    Realistically, a catcher in the AL who bats over .250 is good offensively. Thole probably capable of .230-.240 with enough at bats. Just don’t expect him to hit HRs or a high average. Hitting 8th or 9th, don’t look for a high OBP some NL catchers get as other team try to get him out instead of walking him in favour of going after the pitcher. But it is up to Thole to provide better offense and get on base. Not expect a free pass or try to swing for the fences. Be the singles hitter, get the sacrifice, and stay out of the DP. The basics. Fans have to learn that this is what the Jays need from their backup catcher. If he winds up hitting to the gaps and putting up RBIs, he might wind up being the starter later.

    What the Jays need from Thole is defense. Primarily with Dickie of course to start. But also both frame and call pitches with a mid game pitching change or starts with the other pitchers. Be the guy the pitchers rely on as they get used to the new guy Navarro. Have them feel he is their catcher not just Dickie’s. Take control. If the Jays pitching makes a big improvement this year watch for Thole to not only be part of the reason, but his defensive numbers jump as the season progresses. The Dickie factor will continue to affect his stats, but his non-Dickie starts are hopefully going to improve.

    I hate the idea of keeping expectations low on a player. But also hate the idea of just having an average guy. But without the WCB, JPA or Blanco distractions, time in Buffalo, the change to the AL, and facing a whole lot of new pitchers, I look to see a whole lot more from Thole. Being a catcher for Dickie and a backup, being average actually wouldn’t be bad. But if the confidence is there in himself, the pitchers, Gibbons, and the fans, I think Thole is might surprise a lot of people. Both offensively and defensively. Not an all star, but a key part of the team and their success.

    Despite what many think, I expect a big improvement in Jays pitching this year. Thole will be a part of it. Part of the team and not just Dickie’s catcher. Better both offensively and defensively. Someone to be relied on.

    Apologies for the long post.

  • JaysHopeful

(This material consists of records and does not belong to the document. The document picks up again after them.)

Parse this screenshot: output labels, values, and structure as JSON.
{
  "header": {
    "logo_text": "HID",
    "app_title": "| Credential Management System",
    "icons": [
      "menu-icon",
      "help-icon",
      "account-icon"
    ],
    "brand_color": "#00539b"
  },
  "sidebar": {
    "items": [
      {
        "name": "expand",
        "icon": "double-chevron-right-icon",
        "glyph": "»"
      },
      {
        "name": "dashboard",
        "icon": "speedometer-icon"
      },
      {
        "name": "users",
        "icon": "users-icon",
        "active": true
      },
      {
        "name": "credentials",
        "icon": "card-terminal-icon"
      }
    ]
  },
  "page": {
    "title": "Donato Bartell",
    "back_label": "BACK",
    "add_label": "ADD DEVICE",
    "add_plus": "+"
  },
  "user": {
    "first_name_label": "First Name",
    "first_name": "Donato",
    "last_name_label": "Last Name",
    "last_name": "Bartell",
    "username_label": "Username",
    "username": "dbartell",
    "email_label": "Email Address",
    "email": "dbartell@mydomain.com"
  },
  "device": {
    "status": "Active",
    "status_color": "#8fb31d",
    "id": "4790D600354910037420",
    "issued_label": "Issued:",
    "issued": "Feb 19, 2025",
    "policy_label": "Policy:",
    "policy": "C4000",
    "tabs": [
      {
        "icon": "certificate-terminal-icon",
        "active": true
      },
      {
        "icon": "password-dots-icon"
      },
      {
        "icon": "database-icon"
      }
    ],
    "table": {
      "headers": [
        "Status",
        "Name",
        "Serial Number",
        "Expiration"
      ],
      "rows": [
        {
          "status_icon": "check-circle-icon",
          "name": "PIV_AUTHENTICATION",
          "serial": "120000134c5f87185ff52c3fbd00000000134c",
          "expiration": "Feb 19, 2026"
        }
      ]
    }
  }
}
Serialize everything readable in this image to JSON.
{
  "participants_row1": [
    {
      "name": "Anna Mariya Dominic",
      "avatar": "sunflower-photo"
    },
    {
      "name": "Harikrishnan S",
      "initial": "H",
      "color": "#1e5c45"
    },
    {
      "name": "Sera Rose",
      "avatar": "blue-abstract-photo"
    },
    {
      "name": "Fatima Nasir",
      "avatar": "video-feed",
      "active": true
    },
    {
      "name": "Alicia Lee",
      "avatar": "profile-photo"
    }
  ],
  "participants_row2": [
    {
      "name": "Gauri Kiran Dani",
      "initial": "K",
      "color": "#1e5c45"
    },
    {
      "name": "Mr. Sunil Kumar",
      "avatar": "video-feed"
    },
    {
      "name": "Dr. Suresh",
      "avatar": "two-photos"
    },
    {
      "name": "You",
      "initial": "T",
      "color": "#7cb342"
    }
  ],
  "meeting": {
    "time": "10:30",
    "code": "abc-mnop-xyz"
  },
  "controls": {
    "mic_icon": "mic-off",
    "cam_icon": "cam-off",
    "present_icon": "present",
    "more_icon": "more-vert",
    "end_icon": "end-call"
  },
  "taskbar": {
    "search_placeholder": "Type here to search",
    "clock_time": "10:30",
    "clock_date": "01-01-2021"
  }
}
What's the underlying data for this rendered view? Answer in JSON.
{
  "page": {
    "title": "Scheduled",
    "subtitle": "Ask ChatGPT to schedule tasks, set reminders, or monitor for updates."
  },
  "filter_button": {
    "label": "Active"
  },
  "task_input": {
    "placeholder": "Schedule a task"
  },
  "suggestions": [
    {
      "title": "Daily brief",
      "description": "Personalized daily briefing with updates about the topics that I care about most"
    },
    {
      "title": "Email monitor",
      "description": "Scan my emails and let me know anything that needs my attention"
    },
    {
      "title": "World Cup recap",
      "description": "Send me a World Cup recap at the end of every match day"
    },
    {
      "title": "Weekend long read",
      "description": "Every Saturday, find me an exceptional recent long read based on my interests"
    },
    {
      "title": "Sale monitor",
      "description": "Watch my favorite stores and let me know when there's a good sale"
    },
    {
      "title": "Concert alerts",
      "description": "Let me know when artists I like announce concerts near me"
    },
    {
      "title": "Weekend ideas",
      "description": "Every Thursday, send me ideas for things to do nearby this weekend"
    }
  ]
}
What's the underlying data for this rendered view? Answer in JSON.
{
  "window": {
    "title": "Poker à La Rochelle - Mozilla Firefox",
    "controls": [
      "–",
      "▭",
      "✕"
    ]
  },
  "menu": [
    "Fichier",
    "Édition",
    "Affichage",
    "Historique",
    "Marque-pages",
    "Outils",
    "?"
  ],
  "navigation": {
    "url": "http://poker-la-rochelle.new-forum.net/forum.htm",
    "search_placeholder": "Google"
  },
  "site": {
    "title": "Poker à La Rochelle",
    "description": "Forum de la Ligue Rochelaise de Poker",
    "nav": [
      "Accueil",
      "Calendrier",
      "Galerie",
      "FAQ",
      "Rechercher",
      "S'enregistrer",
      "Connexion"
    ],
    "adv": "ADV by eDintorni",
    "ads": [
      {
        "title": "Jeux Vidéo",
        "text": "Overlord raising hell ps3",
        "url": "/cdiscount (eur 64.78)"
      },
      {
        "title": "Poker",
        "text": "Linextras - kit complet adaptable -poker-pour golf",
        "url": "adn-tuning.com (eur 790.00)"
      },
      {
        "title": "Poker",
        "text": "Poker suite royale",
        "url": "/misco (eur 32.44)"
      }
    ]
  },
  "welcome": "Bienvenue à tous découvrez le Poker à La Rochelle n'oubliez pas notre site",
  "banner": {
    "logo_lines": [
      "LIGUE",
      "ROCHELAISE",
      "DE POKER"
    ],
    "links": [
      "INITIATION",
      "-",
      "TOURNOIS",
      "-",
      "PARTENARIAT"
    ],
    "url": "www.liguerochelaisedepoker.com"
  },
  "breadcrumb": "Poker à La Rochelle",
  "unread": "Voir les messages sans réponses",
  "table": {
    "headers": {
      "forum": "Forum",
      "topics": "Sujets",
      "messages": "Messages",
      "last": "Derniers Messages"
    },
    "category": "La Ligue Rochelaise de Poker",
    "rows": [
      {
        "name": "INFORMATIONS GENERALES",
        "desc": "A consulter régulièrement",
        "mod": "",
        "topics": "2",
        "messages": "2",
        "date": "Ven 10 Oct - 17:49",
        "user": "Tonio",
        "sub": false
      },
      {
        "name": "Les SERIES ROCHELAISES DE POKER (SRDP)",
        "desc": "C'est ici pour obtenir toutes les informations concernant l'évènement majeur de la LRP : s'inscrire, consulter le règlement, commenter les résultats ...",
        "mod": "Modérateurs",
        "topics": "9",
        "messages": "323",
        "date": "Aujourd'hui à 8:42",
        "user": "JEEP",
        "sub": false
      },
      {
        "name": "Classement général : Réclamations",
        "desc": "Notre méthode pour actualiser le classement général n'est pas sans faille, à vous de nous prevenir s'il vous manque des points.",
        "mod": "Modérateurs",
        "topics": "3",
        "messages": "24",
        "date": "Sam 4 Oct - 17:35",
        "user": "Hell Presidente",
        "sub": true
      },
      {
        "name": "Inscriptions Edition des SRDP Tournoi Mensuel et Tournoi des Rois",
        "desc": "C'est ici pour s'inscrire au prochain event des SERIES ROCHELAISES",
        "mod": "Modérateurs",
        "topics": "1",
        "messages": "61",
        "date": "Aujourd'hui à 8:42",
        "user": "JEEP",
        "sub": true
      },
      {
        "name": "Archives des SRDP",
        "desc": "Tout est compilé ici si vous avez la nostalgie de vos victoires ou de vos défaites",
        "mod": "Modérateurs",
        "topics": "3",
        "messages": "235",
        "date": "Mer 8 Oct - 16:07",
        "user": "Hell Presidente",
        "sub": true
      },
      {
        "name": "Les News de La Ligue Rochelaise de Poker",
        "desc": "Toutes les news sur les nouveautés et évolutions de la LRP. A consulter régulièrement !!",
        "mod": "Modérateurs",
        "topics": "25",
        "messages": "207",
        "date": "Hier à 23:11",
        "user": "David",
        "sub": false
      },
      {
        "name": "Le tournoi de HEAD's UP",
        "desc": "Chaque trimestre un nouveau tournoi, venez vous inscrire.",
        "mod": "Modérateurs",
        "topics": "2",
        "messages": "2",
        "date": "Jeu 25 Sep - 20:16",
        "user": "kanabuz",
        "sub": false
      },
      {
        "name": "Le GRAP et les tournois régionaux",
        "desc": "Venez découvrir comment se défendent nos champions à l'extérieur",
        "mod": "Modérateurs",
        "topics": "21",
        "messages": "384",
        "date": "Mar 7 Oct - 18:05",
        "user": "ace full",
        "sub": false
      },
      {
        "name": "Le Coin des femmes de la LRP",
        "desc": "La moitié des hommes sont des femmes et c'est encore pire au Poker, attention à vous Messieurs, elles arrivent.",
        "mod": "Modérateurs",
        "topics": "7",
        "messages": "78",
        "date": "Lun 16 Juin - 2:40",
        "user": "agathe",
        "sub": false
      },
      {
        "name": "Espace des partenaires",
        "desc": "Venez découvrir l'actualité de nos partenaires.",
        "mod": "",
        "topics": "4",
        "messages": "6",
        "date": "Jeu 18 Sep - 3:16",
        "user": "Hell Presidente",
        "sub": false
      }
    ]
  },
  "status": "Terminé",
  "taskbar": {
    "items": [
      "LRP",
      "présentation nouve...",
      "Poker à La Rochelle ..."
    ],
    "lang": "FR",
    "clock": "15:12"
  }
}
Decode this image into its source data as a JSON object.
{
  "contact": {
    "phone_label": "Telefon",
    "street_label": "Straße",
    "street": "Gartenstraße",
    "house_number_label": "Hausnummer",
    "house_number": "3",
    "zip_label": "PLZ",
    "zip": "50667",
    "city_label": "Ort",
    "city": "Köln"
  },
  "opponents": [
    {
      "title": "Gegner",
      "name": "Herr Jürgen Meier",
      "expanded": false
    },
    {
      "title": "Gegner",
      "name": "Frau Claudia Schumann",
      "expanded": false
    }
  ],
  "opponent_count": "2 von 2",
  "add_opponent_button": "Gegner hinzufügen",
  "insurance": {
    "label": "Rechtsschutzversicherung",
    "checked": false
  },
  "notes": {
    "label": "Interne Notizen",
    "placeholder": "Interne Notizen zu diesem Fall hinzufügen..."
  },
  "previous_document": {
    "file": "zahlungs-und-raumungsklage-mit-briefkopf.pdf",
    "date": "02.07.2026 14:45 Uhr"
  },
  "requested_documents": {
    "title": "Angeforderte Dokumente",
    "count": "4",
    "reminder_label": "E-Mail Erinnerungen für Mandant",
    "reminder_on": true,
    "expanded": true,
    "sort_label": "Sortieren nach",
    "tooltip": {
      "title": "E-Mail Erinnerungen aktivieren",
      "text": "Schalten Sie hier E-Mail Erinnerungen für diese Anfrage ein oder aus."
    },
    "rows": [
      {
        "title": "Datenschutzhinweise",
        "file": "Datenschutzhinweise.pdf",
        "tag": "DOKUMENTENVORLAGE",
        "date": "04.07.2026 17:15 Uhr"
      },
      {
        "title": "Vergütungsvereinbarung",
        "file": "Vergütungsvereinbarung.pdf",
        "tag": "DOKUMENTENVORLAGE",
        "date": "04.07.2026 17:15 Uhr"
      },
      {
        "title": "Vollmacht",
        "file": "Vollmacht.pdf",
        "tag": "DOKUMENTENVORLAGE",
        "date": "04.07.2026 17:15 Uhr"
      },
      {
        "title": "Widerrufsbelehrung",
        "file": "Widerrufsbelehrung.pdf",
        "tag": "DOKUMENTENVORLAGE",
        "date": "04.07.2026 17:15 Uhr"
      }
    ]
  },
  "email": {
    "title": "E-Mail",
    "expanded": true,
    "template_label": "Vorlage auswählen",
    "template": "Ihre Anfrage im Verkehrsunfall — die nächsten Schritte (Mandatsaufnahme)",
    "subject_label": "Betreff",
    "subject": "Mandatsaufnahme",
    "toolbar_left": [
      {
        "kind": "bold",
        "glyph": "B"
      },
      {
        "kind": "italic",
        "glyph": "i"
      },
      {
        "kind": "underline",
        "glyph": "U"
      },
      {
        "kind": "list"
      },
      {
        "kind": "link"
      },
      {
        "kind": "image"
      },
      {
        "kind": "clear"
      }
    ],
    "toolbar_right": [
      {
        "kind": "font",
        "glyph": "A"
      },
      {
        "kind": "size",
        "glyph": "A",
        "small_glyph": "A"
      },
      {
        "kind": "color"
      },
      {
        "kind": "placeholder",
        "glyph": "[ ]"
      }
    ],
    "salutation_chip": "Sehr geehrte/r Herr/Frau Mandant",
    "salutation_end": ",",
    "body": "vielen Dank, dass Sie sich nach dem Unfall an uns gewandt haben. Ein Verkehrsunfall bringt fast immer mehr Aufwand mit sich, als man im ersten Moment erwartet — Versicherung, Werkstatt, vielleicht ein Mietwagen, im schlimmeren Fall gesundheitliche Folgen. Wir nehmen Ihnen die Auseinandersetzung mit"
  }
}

    When Thole caught, I enjoyed watching the games. When Johnson, Redmond, Happ, and Rogers threw to Thole, they had success. Thole is a young and effective glove-guy. HE CAN FRAME A KNUCKLEBALL. Give him more at-bats, and see what he can do. I really don’t understand the anti-Thole sentiments.